D. H. “Dave” Ward founded Ward Body Works in Conway, Arkansas in 1933 when he “lowered the roof of a wooden bus for Mr. Carl Brady of the Southside Schools”. Southside Schools were located about 15 miles north of Conway. Later in the 1930s, the company produced its first all-metal body bus as steel replaced wood as the predominant body material in the industry. In the 1960s, Ward School Bus Manufacturing, Inc. was responsible for many notable innovations including use of computers in manufacturing (using IBM 360s), safety advances, and manufacturing process improvements.

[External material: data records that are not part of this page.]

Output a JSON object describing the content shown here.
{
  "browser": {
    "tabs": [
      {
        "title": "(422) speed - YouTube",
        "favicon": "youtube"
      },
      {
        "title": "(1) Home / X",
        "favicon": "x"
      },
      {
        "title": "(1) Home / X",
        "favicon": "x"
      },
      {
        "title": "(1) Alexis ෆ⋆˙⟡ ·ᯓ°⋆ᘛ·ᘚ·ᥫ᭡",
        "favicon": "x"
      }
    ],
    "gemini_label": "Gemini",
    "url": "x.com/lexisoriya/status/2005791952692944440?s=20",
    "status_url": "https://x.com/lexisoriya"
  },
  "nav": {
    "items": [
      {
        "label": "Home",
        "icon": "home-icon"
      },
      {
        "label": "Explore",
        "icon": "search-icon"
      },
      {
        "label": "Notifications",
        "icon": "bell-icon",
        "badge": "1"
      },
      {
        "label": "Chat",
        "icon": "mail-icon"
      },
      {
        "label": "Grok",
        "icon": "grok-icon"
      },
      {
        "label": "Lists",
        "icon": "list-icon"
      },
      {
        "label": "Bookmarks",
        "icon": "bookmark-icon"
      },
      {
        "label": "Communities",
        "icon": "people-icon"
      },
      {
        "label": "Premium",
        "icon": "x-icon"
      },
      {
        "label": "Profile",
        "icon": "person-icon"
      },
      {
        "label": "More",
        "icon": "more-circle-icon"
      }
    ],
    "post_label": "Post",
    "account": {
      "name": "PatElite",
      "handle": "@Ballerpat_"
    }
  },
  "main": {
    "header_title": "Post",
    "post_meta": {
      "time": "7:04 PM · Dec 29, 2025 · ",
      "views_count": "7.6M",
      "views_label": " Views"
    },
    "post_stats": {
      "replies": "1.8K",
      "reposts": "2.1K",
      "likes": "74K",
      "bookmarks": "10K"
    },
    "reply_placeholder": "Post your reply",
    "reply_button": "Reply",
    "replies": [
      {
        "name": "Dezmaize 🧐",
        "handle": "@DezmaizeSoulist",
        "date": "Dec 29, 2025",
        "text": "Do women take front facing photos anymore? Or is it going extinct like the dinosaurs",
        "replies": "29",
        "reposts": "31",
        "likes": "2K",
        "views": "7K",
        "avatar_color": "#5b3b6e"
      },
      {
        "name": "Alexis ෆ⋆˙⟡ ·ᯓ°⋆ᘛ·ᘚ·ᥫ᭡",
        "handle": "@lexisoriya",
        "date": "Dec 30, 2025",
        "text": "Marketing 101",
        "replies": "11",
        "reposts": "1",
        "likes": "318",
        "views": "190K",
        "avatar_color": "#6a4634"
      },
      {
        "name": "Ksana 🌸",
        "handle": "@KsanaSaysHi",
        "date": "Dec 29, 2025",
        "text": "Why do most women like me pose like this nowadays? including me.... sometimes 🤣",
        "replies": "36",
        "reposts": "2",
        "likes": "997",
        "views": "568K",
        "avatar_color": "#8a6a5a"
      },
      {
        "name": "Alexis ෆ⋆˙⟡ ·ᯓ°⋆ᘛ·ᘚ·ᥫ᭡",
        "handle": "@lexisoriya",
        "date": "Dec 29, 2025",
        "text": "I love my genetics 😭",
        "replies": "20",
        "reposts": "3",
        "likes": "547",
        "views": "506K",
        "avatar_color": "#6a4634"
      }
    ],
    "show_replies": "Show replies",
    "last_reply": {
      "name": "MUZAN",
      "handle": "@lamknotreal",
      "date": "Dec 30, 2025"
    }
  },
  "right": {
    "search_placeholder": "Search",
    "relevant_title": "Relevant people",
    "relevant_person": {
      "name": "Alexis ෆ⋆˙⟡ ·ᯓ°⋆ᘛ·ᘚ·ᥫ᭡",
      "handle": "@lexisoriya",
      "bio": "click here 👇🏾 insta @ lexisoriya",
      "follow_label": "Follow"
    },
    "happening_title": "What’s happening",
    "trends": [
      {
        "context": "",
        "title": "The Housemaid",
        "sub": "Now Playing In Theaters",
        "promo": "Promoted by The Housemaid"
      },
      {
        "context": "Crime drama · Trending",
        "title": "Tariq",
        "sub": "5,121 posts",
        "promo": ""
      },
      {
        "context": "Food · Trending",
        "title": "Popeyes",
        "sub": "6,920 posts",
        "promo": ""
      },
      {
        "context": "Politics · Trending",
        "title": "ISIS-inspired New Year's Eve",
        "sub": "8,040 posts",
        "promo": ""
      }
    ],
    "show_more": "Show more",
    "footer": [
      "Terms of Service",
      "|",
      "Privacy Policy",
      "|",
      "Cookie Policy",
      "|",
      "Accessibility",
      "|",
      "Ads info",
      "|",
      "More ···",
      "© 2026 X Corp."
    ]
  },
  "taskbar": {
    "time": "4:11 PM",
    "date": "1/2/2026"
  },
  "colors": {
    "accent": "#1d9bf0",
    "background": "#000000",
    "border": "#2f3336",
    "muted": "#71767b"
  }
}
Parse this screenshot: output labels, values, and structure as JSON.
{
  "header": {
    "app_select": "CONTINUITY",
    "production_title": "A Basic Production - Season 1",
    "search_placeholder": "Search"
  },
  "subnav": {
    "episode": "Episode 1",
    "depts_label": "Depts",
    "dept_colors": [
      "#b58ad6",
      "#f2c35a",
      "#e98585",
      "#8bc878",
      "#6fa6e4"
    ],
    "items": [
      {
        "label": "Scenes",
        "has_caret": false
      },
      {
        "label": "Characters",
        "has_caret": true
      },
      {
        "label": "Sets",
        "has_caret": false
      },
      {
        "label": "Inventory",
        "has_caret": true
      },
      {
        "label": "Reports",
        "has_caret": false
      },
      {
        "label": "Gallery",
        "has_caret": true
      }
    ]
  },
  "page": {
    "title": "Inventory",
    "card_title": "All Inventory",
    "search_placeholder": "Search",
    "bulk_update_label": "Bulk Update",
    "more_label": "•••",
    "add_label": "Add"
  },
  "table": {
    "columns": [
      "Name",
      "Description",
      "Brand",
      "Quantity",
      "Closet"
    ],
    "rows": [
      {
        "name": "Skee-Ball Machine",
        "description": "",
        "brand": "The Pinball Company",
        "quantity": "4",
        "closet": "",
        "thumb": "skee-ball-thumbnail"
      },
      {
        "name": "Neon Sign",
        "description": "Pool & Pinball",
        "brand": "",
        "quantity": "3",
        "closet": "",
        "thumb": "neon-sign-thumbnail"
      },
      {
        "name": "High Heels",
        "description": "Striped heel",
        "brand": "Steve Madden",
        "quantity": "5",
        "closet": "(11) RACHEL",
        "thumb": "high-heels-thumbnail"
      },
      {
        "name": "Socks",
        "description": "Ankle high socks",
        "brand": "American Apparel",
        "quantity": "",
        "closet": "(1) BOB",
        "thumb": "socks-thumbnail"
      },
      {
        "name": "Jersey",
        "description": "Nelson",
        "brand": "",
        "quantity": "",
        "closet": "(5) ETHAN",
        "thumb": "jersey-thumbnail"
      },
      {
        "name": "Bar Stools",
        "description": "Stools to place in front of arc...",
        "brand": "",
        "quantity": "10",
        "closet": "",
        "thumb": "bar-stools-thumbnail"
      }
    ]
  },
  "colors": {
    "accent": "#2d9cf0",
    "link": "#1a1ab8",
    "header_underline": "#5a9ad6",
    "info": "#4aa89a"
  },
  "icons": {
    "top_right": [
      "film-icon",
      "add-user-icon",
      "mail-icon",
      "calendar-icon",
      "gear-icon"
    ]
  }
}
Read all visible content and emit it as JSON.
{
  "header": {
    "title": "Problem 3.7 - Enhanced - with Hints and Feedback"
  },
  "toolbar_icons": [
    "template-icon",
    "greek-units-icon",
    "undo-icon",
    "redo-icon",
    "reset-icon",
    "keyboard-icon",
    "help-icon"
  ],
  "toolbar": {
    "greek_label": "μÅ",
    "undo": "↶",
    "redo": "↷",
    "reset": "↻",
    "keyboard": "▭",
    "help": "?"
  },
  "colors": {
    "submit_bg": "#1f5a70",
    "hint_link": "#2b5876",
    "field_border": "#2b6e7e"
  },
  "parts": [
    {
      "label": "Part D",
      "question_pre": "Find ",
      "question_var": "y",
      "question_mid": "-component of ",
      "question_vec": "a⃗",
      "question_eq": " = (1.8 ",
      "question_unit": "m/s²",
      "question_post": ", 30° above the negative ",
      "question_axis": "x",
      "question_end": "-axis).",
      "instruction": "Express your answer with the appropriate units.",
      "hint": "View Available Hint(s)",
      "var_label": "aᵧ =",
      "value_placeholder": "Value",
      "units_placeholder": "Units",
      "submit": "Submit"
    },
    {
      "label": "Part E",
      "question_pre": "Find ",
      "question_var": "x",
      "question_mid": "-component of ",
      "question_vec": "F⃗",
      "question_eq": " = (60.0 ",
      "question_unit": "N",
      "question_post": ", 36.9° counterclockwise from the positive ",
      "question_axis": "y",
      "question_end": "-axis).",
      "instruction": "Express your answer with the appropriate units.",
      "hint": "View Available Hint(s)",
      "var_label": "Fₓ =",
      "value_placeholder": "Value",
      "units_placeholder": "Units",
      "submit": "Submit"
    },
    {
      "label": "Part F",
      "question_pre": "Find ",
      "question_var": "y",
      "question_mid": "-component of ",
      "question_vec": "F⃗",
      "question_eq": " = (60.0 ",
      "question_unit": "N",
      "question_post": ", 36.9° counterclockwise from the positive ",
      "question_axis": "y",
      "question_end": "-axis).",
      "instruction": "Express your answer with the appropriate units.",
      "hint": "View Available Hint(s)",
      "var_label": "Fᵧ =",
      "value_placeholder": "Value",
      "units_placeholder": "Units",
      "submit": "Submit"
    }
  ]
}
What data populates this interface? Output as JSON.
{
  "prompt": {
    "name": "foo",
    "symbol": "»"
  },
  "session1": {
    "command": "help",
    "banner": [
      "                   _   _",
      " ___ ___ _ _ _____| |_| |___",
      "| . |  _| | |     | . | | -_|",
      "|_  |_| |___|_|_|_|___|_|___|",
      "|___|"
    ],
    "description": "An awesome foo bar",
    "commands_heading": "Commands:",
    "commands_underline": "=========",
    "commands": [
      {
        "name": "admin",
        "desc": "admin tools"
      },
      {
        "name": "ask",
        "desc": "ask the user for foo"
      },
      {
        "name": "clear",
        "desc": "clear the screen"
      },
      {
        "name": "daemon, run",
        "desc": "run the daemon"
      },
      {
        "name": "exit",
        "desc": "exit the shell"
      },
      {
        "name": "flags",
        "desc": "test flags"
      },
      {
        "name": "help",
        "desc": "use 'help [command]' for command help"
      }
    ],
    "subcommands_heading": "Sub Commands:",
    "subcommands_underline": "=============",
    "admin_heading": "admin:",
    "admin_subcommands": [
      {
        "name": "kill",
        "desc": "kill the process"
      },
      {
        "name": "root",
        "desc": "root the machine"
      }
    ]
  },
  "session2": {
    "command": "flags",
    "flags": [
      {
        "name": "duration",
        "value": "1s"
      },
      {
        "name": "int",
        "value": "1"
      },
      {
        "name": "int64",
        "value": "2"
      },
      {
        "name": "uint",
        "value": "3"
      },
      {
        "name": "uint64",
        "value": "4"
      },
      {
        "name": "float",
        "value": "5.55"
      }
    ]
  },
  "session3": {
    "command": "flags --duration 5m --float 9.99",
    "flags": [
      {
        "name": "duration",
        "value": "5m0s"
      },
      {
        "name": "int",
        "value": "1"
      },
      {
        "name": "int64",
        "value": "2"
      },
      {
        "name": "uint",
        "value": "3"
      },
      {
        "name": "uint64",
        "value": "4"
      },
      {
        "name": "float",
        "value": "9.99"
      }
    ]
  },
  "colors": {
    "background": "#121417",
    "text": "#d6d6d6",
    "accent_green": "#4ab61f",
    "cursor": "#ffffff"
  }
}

In the 1970s, Ward opened an assembly facility in Beaver Falls, Pennsylvania, but this plant was closed in 1975. In 1976, Ward built a prototype Type D transit school and commercial bus on an International Harvester chassis with front-wheel drive and tandem rear tag axles; it did not enter production.
AmTran: New Player, Established Brand (1980-1990)
In July 1980, Ward Industries filed for Chapter 11 bankruptcy; at the time, the family-owned company had $21.5 million in debt. Arkansas Governor Bill Clinton was instrumental in forming a group (MBH, Inc.) that purchased the assets of Ward Industries. MBH was an acronym for the first letters of the last names of each of the 4 investors: Thomas E “Mack” McLarty, J.W. “Buddy” Benafield and two Kansas City brothers, R.L. “Dick” Harmon and Robert Harmon. McLarty and Benafield each held ⅓ ownership; the Harmon brothers together held the remaining ⅓ ownership.
In 1981, American Transportation Corporation started to do business as AmTran Corporation (a shortened version of American Transportation). Rather than be forced to build a new brand identity in the highly competitive school bus market, the Ward name was retained throughout the 1980s due to its established brand identity. AmTran’s non-school bus products (commercial bus derivatives of school buses) bore the AmTran brand name from 1981. In 1983, the Harmon brothers, two Kansas City-based school bus contractors, purchased a controlling interest of AmTran. The Ward family held no stake in AmTran, instead handling the product distribution, owning a school bus dealership in Conway, Arkansas into the 2000s.
Product-wise, AmTran did not change many things from the Ward product lineup. Early in the 1980s, AmTran ended production of its Type B product to introduce the Ward Patriot. Although technically a Type C, the Patriot combined design elements of Type B, C, and D buses. It was available in both the same passenger capacities as its Type B predecessor as well as the full-size Volunteer conventional. Although it was not a success, the Patriot heavily influenced the later Thomas Vista.
In 1987, the structure of the AmTran body design was changed to add an extra rubrail right below the window line. Much of the structure is still used in today’s IC Bus product lineup.
(Thanks to Wikipedia for allowing the use of company history)
Mid 80’s Volunteer on International Chassis.
Magnolia Schools Volunteer CS.
Ward 1990 Volunteer, Greenville, TX.
Ward Patriot, 1989.
Chase County 1990 Volunteer, on GMC 6000 Chassis.
1995 Amtran Genesis.
1996 Volunteer CS.
Kent City, Genesis.
Volunteer Driver area.
1999 Amtran RE. ( In 1999, the Genesis received further design modifications and was re-branded the AmTran RE.)
1999 Genesis FE.
1994 Volunteer on Ford Chassis.
1995 Genesis from Hays School District.
Chesterfield County 1997 Genesis FE.
1980 Volunteer on GMC Chassis.
More To Come!